After weeks of politicking, lobbying and vote-trading, the Republican-controlled Congress is set to vote on the plan.
If it passes it will give President Donald Trump an early Christmas present - his first major piece of legislation since taking office.
Republicans say the tax cuts for businesses and families will unleash investment, spending and growth.
But critics say it will result in a huge transfer of wealth from poor to rich, and future generations will have to pay for it.
So what are the key points in the plan?
Lower corporate taxes
It's being described as the biggest single drop in corporation tax in US history.
Under current law, businesses face a range of tax rates, starting at 15% and rising to 35% on taxable income over $10m.
The new plan creates a single 21% corporate rate, effective in 2018.
That is low, but not quite as low as the 20% rate included in earlier versions of the plan.
No health insurance requirement
Current law requires people to carry health insurance or face a tax penalty.
That mandate is eliminated in the new code, a provision that the Joint Committee on Taxation projects could raise $318bn, since it is expected to lead to 13 million fewer people with insurance coverage.
Lower individual rates, temporarily
The US currently has seven tax brackets ranging from 10% to a top rate of 39.6%, which applies to income above about $418,000 for individuals and $471,00 for couples.
Under the new plan, some of those rates fall, including the top rate, which would be 37%, applicable to income over $500,000 for individuals and $600,000 for couples.
The lower rates expire after 2025.
Less inheritance tax
Under current law, inheritances worth more than about $5.5m for individuals and roughly $11m for couples are subject to a 40% tax.
The new plan roughly doubles the amount of inheritance exempt from tax.
That provision expires after 2025.
Larger standard deductions, but fewer targeted perks
Under current law, taxpayers can either claim a standard deduction or opt to deduct specific items.
The new plan roughly doubles the standard deduction to $12,000 for individuals and $24,000 for married couples.
In exchange for that boost - which expires after 2025 and is intended to make the itemising option less attractive - the plan eliminates a slew of targeted benefits, such as deductions for moving expenses and tax preparation costs.
More oil drilling
Republicans in the Senate attached a measure that will open the Arctic National Wildlife Refuge to drilling.
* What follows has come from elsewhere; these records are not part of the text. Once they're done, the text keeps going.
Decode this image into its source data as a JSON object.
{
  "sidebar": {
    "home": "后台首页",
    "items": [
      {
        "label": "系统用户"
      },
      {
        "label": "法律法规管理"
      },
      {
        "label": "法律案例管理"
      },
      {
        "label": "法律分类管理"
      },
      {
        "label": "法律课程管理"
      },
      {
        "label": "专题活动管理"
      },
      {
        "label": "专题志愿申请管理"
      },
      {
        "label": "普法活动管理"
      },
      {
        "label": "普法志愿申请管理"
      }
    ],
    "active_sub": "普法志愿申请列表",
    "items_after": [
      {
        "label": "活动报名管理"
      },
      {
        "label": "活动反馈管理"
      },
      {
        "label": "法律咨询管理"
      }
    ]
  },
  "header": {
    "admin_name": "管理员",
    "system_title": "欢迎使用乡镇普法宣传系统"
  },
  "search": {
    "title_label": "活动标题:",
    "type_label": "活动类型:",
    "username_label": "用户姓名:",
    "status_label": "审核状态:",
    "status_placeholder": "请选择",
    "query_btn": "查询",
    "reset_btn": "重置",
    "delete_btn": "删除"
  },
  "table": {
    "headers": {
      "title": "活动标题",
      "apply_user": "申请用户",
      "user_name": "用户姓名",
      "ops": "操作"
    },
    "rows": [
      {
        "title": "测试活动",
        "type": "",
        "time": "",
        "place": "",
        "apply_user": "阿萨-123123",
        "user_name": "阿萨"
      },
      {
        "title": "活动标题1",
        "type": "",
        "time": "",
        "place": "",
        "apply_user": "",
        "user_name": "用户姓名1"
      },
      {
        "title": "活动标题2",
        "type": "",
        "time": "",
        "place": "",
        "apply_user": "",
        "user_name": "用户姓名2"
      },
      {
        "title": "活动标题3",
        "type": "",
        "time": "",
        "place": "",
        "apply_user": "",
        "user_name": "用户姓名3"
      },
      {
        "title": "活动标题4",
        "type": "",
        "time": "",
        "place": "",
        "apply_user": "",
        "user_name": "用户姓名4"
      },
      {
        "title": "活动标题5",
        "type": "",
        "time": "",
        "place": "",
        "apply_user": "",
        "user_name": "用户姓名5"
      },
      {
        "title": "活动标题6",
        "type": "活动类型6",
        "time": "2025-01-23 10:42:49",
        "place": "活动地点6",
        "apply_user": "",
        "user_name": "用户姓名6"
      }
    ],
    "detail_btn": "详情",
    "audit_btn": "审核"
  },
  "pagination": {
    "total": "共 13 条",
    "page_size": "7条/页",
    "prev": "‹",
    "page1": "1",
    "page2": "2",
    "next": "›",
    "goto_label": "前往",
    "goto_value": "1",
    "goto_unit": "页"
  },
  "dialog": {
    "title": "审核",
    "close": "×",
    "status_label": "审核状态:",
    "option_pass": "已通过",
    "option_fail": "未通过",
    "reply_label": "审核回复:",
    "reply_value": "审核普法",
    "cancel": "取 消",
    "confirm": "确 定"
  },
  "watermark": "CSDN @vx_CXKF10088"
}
That made it into the final version.
An expanded child tax credit
The Republican plan eliminates the personal exemption, which was worth roughly $4,000 and could be claimed for each member of a family.
To offset that move, the plan expands a tax credit for children.
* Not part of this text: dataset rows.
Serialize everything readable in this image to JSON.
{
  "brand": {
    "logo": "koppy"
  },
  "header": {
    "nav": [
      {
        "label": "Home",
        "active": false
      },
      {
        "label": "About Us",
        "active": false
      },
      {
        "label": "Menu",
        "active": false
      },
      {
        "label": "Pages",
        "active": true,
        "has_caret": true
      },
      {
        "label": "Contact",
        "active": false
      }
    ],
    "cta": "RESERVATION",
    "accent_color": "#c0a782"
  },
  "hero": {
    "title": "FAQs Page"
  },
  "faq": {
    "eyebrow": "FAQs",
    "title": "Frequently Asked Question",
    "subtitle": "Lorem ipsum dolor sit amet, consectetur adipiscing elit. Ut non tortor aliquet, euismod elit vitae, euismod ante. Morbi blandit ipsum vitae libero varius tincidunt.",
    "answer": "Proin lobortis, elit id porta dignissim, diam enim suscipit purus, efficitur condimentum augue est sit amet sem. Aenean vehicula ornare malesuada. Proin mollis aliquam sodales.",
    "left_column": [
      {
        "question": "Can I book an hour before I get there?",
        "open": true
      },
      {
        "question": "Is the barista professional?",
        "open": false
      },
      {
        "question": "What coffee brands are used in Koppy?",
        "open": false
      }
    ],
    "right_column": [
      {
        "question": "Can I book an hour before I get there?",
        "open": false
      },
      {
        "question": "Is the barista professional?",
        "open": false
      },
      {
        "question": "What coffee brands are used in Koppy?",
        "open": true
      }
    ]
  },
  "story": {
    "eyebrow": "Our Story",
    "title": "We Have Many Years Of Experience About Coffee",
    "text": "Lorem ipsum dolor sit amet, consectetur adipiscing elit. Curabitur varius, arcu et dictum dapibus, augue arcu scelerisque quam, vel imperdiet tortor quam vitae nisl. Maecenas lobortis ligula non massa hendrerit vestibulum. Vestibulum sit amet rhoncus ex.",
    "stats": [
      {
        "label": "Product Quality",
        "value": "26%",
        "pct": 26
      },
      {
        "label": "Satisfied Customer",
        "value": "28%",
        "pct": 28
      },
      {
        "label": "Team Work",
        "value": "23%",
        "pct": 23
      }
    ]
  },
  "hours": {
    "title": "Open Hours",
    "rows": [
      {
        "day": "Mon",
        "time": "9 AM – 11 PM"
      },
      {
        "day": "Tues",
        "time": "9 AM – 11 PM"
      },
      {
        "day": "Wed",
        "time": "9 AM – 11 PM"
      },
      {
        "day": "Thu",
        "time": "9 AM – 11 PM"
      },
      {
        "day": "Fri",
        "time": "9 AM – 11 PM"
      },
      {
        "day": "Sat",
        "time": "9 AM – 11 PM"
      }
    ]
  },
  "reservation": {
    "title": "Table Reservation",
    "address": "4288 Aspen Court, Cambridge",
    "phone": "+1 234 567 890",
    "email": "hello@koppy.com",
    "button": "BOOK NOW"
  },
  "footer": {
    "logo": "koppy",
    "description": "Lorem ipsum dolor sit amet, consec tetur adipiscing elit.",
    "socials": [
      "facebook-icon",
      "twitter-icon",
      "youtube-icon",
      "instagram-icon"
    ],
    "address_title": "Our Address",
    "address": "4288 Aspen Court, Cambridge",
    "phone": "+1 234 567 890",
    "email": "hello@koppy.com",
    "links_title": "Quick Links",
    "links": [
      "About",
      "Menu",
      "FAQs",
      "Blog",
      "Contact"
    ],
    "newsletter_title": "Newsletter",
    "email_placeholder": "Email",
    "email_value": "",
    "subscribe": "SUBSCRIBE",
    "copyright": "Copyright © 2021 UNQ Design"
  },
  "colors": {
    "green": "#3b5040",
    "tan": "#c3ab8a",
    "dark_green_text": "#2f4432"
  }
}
That is currently worth $1,000 per child for families who make less than a certain amount. Under the new plan, it would be worth $2,000 and available to more families.
Debate over how much the child tax credit would be worth almost killed the bill, after Senator Marco Rubio, Republican from Florida, said he wanted the provision structured to be more generous for low income families.
The benefit expires after 2025.
Lower taxes on overseas profits
Multinational companies currently pay US taxes on income earned abroad.
The new plan changes the code to a so-called territorial system, making companies responsible for income earned in the US.
It also creates new rules to prevent companies from unfairly taking advantage of the shift.
The plan also imposes one-time, ultra-low tax rates for corporate profits currently being held offshore, charged at 15.5% on liquid assets and 8% for illiquid assets.
Lower pass through taxes
Under current law, owners of businesses organised as so-called pass through entities pay taxes on profits based on the personal rate (since the profits "pass through" to the owners).
The new bill allows for 20% of that income to be deducted for households making less than $315,00. After that, the perk is only available to some businesses.
Some business 'loopholes' stay
Republicans had threatened to eliminate a number of industry specific benefits. But the final version is less aggressive than earlier proposals.
For example, the bill preserves tax perks for wind energy.
The plan caps the deduction for state and local taxes at $10,000. Preserving some kind of deduction was important to Republicans from high-cost states such as California, New Jersey and New York.
It also retains the mortgage interest deduction, a priority of the powerful property lobby, while lowering the cap on what new mortgages are eligible for the perk from $1m to $750,000.
The bill does not subject graduate school tuition waivers to taxes, as had been proposed.
The plan also maintains, and temporarily expands, deductions for certain medical expenses.